WORK INSTRUCTION
Examine the entries and show every line in which the word "Senior" is found.

INFORMATION PROVIDED

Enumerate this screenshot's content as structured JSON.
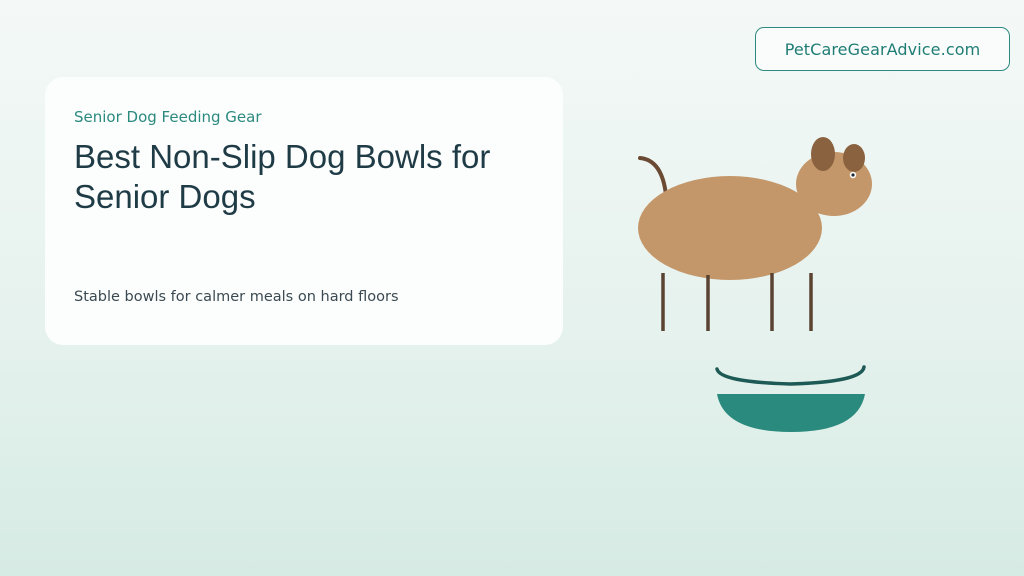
{
  "site": {
    "name": "PetCareGearAdvice.com"
  },
  "hero": {
    "kicker": "Senior Dog Feeding Gear",
    "title": "Best Non-Slip Dog Bowls for Senior Dogs",
    "subtitle": "Stable bowls for calmer meals on hard floors"
  },
  "illustration": {
    "subject": "dog-standing-over-bowl",
    "colors": {
      "dog_body": "#c4976a",
      "dog_ears": "#8a6240",
      "dog_legs": "#5a4330",
      "bowl": "#2b8a7e",
      "bowl_rim": "#1e5a55"
    }
  },
  "theme": {
    "accent": "#2b8a7e",
    "text_dark": "#1e3b46",
    "background": "#e6f2ee"
  }
}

ANSWER BOX
    "kicker": "Senior Dog Feeding Gear",
    "title": "Best Non-Slip Dog Bowls for Senior Dogs",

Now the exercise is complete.